More pertinent, perhaps, you can see further parity between the artifice concocted by both Andersson and Khan. While Andersson wears her face masks; thus it is that Khan wears her requisite head gear. The world Khan evokes, though, seems more beguiling in some ways than Andersson’s. While I dearly love the Fever Ray album, Andersson erects a number of barriers around her songs that Khan doesn’t. She has a certain beguiling, innocent charm. It’s not an insult, I think, to suggest there’s something quite sweet, almost sixth form, about her outfits and her stage persona, and the rather giddy way she brings you into her music. In a similar way, perhaps, to Florence Welch – you either go with it, or you don’t. In much the same way, you’re prepared to engage with the interior world evoked by Robin Pecknold with the Fleet Foxes.

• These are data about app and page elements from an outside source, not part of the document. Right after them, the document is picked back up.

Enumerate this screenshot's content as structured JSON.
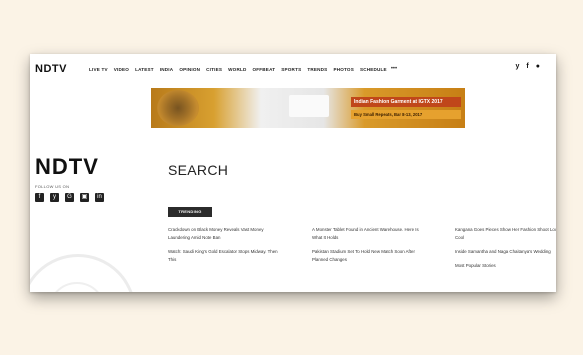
{
  "nav": {
    "logo": "NDTV",
    "items": [
      "LIVE TV",
      "VIDEO",
      "LATEST",
      "INDIA",
      "OPINION",
      "CITIES",
      "WORLD",
      "OFFBEAT",
      "SPORTS",
      "TRENDS",
      "PHOTOS",
      "SCHEDULE"
    ],
    "more": "•••",
    "social": [
      "y",
      "f",
      "●"
    ]
  },
  "banner": {
    "title": "Indian Fashion Garment at IGTX 2017",
    "subtitle": "Buy Small Repeats, Bar 8-13, 2017"
  },
  "sidebar": {
    "logo": "NDTV",
    "follow_label": "FOLLOW US ON",
    "social": [
      "f",
      "y",
      "G",
      "▣",
      "in"
    ]
  },
  "main": {
    "title": "SEARCH",
    "trending_label": "TRENDING",
    "stories": [
      [
        "Crackdown on Black Money Reveals Vast Money Laundering Amid Note Ban",
        "Watch: Saudi King's Gold Escalator Stops Midway. Then This"
      ],
      [
        "A Monster Tablet Found in Ancient Warehouse. Here Is What It Holds",
        "Pakistan Stadium Set To Hold New Match Soon After Planned Changes"
      ],
      [
        "Kangana Goes Pieces Show Her Fashion Shoot Look Cool",
        "Inside Samantha and Naga Chaitanya's Wedding"
      ]
    ],
    "col3_extra": "Most Popular Stories"
  }
}
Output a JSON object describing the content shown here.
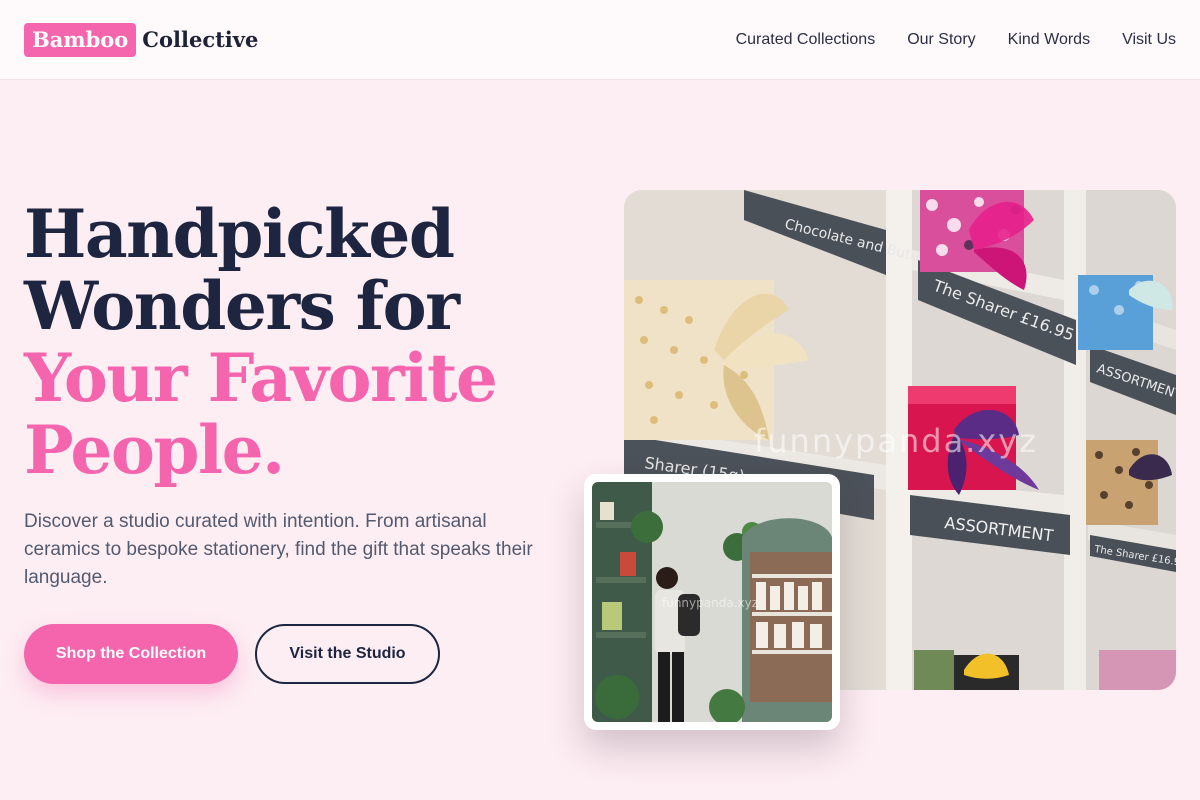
{
  "header": {
    "logo_mark": "Bamboo",
    "logo_word": "Collective",
    "nav": [
      {
        "label": "Curated Collections"
      },
      {
        "label": "Our Story"
      },
      {
        "label": "Kind Words"
      },
      {
        "label": "Visit Us"
      }
    ]
  },
  "hero": {
    "title_lines": [
      "Handpicked",
      "Wonders for",
      "Your Favorite",
      "People."
    ],
    "description": "Discover a studio curated with intention. From artisanal ceramics to bespoke stationery, find the gift that speaks their language.",
    "primary_button": "Shop the Collection",
    "secondary_button": "Visit the Studio"
  },
  "photos": {
    "main_alt": "gift boxes on white shelves with chalkboard labels",
    "main_watermark": "funnypanda.xyz",
    "shelf_labels": [
      "Chocolate and Butterscotch",
      "The Sharer £16.95",
      "ASSORTMENT ♡",
      "Sharer (15g)",
      "ASSORTMENT",
      "The Sharer £16.95"
    ],
    "inset_alt": "person browsing shelves inside a gift shop",
    "inset_watermark": "funnypanda.xyz"
  },
  "colors": {
    "accent": "#f565ad",
    "dark": "#1d2540",
    "background": "#fdeef3"
  }
}
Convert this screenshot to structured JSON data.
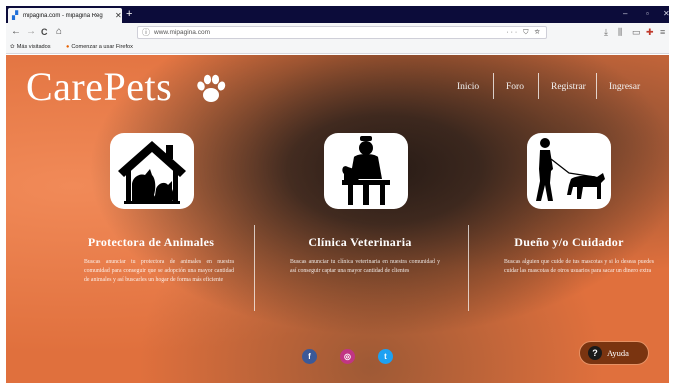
{
  "browser": {
    "tab": {
      "title": "mipagina.com - mipagina Reg",
      "favicon": "favicon-icon",
      "close": "✕"
    },
    "new_tab": "+",
    "window_controls": {
      "minimize": "–",
      "maximize": "▫",
      "close": "✕"
    },
    "nav": {
      "back": "←",
      "forward": "→",
      "reload": "C",
      "home": "⌂"
    },
    "url": "www.mipagina.com",
    "url_tools": "··· ⛉ ☆",
    "bookmarks": [
      {
        "label": "Más visitados",
        "icon": "gear-icon"
      },
      {
        "label": "Comenzar a usar Firefox",
        "icon": "firefox-icon"
      }
    ],
    "right_icons": [
      "download-icon",
      "library-icon",
      "sidebar-icon",
      "extension-icon",
      "menu-icon"
    ]
  },
  "site": {
    "logo": "CarePets",
    "nav": [
      "Inicio",
      "Foro",
      "Registrar",
      "Ingresar"
    ],
    "cards": [
      {
        "title": "Protectora de Animales",
        "icon": "shelter-house-icon",
        "description": "Buscas anunciar tu protectora de animales en nuestra comunidad para conseguir que se adopción una mayor cantidad de animales y así buscarles un hogar de forma más eficiente"
      },
      {
        "title": "Clínica Veterinaria",
        "icon": "veterinarian-icon",
        "description": "Buscas anunciar tu clínica veterinaria en nuestra comunidad y así conseguir captar una mayor cantidad de clientes"
      },
      {
        "title": "Dueño y/o Cuidador",
        "icon": "dog-walker-icon",
        "description": "Buscas alguien que cuide de tus mascotas y si lo deseas puedes cuidar las mascotas de otros usuarios para sacar un dinero extra"
      }
    ],
    "social": [
      {
        "name": "facebook",
        "glyph": "f",
        "color": "#3b5998"
      },
      {
        "name": "instagram",
        "glyph": "◎",
        "color": "#c13584"
      },
      {
        "name": "twitter",
        "glyph": "t",
        "color": "#1da1f2"
      }
    ],
    "help_label": "Ayuda",
    "help_glyph": "?"
  }
}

Anyway, let’s get the Bush comparisons out of the way. And how can you not have to address it, when Bat For Lashes open with “Trophy”, a percussive heavy number that can’t help but bring to mind “Hounds Of Love”? But – and this is the thing I like most about Bat For Lashes – there’s more going on than, hey, just Natasha Khan’s own dreaming. This is evidenced by the guitar playing of Charlotte Hatherley – a brilliant confection of Celtic swirls that call to mind everyone from Gary Marx in the Sisters Of Mercy to some of the more pensive work of Robert Smith in early Cure, or tense, wired post-punk.

The UNCUT Arena, incidentally, is satisfyingly packed. There are, unfortunately, one too many prams being herded around in pitch darkness, which isn’t entirely sensible; although you might think it an entirely appropriate and bewitching end of night for many a small child.

That’s it for us tonight. We’ll be back tomorrow with a pile of fun, including our own David Quantick interviewing Rotter’s Club author Jonathan Coe, a friend to UNCUT Shane Meadows, White Lies, Grace Jones and a personal favourite – Spiritualized. We’re off to roam the woods now to see what shenanigans we can stumble across. There might even be a beer.

MICHAEL BONNER